ABOUT THIS EXERCISE:
Every line below that holds the string "content" should be copied.
Segment Start: RECORDS SHOWN
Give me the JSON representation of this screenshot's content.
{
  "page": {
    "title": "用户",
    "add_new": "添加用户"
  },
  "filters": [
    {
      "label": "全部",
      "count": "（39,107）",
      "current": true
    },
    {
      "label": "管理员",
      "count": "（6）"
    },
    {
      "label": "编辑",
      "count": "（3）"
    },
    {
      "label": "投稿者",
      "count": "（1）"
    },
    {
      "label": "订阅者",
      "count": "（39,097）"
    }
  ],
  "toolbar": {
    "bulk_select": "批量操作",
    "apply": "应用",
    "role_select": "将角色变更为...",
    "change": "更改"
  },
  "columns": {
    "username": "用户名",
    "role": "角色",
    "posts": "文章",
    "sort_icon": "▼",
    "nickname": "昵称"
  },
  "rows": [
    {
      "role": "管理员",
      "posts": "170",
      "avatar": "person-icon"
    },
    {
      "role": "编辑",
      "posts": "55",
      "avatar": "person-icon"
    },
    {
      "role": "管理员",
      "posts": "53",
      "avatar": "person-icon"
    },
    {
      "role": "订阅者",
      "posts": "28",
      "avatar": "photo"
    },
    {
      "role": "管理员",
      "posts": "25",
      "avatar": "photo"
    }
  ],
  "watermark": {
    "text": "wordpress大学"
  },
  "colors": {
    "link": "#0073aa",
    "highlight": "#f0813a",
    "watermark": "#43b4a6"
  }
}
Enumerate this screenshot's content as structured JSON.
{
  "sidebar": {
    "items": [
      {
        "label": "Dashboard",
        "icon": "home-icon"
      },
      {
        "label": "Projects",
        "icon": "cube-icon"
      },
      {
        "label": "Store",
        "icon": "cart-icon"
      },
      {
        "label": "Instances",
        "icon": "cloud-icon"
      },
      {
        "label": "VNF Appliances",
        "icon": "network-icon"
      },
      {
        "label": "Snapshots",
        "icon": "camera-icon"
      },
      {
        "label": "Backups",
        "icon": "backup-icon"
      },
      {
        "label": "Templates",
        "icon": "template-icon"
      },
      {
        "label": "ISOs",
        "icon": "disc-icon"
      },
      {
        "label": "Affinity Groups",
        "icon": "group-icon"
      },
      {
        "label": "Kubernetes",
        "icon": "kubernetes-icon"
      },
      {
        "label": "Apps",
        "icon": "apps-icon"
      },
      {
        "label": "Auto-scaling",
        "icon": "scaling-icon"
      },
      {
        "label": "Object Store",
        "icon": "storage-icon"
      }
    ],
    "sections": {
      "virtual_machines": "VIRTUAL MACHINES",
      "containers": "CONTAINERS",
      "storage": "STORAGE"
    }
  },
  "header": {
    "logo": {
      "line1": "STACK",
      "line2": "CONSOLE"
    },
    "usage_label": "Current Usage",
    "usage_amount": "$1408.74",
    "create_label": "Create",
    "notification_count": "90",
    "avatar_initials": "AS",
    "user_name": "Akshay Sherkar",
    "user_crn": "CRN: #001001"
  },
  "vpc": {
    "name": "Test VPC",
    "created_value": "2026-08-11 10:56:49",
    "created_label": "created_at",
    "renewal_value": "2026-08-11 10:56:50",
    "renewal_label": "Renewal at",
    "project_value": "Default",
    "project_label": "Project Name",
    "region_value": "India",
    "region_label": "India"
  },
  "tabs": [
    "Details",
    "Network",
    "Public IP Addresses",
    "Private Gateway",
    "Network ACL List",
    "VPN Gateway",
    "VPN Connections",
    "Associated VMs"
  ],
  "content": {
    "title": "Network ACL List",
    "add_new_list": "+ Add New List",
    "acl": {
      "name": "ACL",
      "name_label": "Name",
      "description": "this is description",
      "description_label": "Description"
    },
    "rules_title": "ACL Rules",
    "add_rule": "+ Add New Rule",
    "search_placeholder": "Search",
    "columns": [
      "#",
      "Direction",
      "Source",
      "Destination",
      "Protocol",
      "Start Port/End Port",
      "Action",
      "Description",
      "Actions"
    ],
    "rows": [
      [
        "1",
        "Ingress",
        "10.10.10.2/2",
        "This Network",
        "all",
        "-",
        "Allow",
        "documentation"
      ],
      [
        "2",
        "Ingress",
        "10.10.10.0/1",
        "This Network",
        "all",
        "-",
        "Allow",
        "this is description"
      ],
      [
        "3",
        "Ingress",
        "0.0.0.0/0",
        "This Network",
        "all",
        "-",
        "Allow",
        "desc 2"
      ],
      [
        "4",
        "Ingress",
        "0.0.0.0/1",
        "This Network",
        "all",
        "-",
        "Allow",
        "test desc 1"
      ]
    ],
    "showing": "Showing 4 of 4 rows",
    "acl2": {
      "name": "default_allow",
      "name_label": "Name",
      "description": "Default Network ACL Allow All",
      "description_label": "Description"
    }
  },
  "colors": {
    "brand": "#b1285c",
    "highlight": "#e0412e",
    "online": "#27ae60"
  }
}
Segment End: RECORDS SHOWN
PROBLEM SOLUTION:
Give me the JSON representation of this screenshot's content.
Enumerate this screenshot's content as structured JSON.
  "content": {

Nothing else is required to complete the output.